TASK GOAL: Write down the whole listing below again without changing a word.

EXERCISE INPUTS:
○ ○ ○ ○ ○ ○ ○
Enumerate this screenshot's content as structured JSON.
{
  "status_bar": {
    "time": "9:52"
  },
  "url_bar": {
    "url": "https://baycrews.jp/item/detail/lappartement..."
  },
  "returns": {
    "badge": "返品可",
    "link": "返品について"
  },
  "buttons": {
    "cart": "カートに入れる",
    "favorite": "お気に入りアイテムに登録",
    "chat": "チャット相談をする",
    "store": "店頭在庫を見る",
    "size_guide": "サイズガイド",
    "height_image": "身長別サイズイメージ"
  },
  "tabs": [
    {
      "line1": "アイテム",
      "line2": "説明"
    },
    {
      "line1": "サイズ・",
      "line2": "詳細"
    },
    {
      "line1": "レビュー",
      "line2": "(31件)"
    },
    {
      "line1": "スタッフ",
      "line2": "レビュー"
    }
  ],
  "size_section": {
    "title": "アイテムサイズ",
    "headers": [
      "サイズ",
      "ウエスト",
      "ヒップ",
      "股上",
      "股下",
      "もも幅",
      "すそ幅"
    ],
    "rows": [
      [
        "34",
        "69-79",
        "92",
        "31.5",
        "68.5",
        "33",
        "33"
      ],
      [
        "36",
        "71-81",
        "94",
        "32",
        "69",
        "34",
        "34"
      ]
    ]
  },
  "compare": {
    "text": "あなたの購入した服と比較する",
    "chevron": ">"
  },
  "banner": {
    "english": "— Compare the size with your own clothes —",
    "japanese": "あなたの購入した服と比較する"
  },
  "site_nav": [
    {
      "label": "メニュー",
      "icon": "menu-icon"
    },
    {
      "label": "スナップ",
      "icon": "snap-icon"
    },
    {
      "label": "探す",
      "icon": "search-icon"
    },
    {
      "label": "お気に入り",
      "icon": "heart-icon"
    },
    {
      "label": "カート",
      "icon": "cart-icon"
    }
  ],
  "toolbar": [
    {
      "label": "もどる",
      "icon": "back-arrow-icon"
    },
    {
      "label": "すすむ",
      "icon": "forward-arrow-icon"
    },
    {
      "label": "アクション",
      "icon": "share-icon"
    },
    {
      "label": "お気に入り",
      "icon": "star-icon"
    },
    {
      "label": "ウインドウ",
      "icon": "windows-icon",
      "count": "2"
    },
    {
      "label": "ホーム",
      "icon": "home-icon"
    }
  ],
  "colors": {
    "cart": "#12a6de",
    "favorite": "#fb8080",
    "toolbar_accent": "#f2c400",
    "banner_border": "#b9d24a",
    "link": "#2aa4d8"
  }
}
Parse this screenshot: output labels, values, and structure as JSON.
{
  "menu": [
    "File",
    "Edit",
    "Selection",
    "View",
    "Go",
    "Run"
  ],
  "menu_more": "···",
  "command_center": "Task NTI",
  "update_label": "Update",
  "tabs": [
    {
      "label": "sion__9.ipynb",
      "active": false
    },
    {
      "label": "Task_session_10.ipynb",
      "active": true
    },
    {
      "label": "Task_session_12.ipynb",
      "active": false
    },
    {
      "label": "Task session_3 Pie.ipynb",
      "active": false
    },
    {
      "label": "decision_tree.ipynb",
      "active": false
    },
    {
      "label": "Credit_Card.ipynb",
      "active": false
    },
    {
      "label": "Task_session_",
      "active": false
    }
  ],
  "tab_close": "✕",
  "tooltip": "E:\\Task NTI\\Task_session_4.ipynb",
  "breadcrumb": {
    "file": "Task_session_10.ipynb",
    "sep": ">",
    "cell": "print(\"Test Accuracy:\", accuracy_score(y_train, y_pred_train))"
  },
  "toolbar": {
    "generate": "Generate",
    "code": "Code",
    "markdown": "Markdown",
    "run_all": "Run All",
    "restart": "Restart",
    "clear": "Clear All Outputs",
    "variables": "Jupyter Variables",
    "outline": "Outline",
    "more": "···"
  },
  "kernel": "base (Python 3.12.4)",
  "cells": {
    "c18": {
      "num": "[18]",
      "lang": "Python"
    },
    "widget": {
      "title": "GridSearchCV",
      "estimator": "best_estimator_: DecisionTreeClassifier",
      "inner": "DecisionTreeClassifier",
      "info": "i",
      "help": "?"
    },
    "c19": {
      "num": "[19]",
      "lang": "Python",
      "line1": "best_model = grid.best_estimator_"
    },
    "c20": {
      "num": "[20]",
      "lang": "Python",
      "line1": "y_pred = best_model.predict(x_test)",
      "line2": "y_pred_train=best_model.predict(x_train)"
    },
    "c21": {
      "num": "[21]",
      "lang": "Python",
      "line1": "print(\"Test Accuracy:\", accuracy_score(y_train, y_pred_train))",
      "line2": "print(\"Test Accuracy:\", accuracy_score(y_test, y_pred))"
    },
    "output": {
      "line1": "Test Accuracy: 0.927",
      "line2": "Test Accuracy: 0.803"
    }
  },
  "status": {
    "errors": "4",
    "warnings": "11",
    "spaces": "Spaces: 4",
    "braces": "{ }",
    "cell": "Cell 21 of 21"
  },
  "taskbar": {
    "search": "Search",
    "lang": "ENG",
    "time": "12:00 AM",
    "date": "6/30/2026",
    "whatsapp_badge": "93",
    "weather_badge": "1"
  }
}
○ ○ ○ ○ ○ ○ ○
RESPONSE TO THE TASK:
Enumerate this screenshot's content as structured JSON.
{
  "status_bar": {
    "time": "9:52"
  },
  "url_bar": {
    "url": "https://baycrews.jp/item/detail/lappartement..."
  },
  "returns": {
    "badge": "返品可",
    "link": "返品について"
  },
  "buttons": {
    "cart": "カートに入れる",
    "favorite": "お気に入りアイテムに登録",
    "chat": "チャット相談をする",
    "store": "店頭在庫を見る",
    "size_guide": "サイズガイド",
    "height_image": "身長別サイズイメージ"
  },
  "tabs": [
    {
      "line1": "アイテム",
      "line2": "説明"
    },
    {
      "line1": "サイズ・",
      "line2": "詳細"
    },
    {
      "line1": "レビュー",
      "line2": "(31件)"
    },
    {
      "line1": "スタッフ",
      "line2": "レビュー"
    }
  ],
  "size_section": {
    "title": "アイテムサイズ",
    "headers": [
      "サイズ",
      "ウエスト",
      "ヒップ",
      "股上",
      "股下",
      "もも幅",
      "すそ幅"
    ],
    "rows": [
      [
        "34",
        "69-79",
        "92",
        "31.5",
        "68.5",
        "33",
        "33"
      ],
      [
        "36",
        "71-81",
        "94",
        "32",
        "69",
        "34",
        "34"
      ]
    ]
  },
  "compare": {
    "text": "あなたの購入した服と比較する",
    "chevron": ">"
  },
  "banner": {
    "english": "— Compare the size with your own clothes —",
    "japanese": "あなたの購入した服と比較する"
  },
  "site_nav": [
    {
      "label": "メニュー",
      "icon": "menu-icon"
    },
    {
      "label": "スナップ",
      "icon": "snap-icon"
    },
    {
      "label": "探す",
      "icon": "search-icon"
    },
    {
      "label": "お気に入り",
      "icon": "heart-icon"
    },
    {
      "label": "カート",
      "icon": "cart-icon"
    }
  ],
  "toolbar": [
    {
      "label": "もどる",
      "icon": "back-arrow-icon"
    },
    {
      "label": "すすむ",
      "icon": "forward-arrow-icon"
    },
    {
      "label": "アクション",
      "icon": "share-icon"
    },
    {
      "label": "お気に入り",
      "icon": "star-icon"
    },
    {
      "label": "ウインドウ",
      "icon": "windows-icon",
      "count": "2"
    },
    {
      "label": "ホーム",
      "icon": "home-icon"
    }
  ],
  "colors": {
    "cart": "#12a6de",
    "favorite": "#fb8080",
    "toolbar_accent": "#f2c400",
    "banner_border": "#b9d24a",
    "link": "#2aa4d8"
  }
}
Parse this screenshot: output labels, values, and structure as JSON.
{
  "menu": [
    "File",
    "Edit",
    "Selection",
    "View",
    "Go",
    "Run"
  ],
  "menu_more": "···",
  "command_center": "Task NTI",
  "update_label": "Update",
  "tabs": [
    {
      "label": "sion__9.ipynb",
      "active": false
    },
    {
      "label": "Task_session_10.ipynb",
      "active": true
    },
    {
      "label": "Task_session_12.ipynb",
      "active": false
    },
    {
      "label": "Task session_3 Pie.ipynb",
      "active": false
    },
    {
      "label": "decision_tree.ipynb",
      "active": false
    },
    {
      "label": "Credit_Card.ipynb",
      "active": false
    },
    {
      "label": "Task_session_",
      "active": false
    }
  ],
  "tab_close": "✕",
  "tooltip": "E:\\Task NTI\\Task_session_4.ipynb",
  "breadcrumb": {
    "file": "Task_session_10.ipynb",
    "sep": ">",
    "cell": "print(\"Test Accuracy:\", accuracy_score(y_train, y_pred_train))"
  },
  "toolbar": {
    "generate": "Generate",
    "code": "Code",
    "markdown": "Markdown",
    "run_all": "Run All",
    "restart": "Restart",
    "clear": "Clear All Outputs",
    "variables": "Jupyter Variables",
    "outline": "Outline",
    "more": "···"
  },
  "kernel": "base (Python 3.12.4)",
  "cells": {
    "c18": {
      "num": "[18]",
      "lang": "Python"
    },
    "widget": {
      "title": "GridSearchCV",
      "estimator": "best_estimator_: DecisionTreeClassifier",
      "inner": "DecisionTreeClassifier",
      "info": "i",
      "help": "?"
    },
    "c19": {
      "num": "[19]",
      "lang": "Python",
      "line1": "best_model = grid.best_estimator_"
    },
    "c20": {
      "num": "[20]",
      "lang": "Python",
      "line1": "y_pred = best_model.predict(x_test)",
      "line2": "y_pred_train=best_model.predict(x_train)"
    },
    "c21": {
      "num": "[21]",
      "lang": "Python",
      "line1": "print(\"Test Accuracy:\", accuracy_score(y_train, y_pred_train))",
      "line2": "print(\"Test Accuracy:\", accuracy_score(y_test, y_pred))"
    },
    "output": {
      "line1": "Test Accuracy: 0.927",
      "line2": "Test Accuracy: 0.803"
    }
  },
  "status": {
    "errors": "4",
    "warnings": "11",
    "spaces": "Spaces: 4",
    "braces": "{ }",
    "cell": "Cell 21 of 21"
  },
  "taskbar": {
    "search": "Search",
    "lang": "ENG",
    "time": "12:00 AM",
    "date": "6/30/2026",
    "whatsapp_badge": "93",
    "weather_badge": "1"
  }
}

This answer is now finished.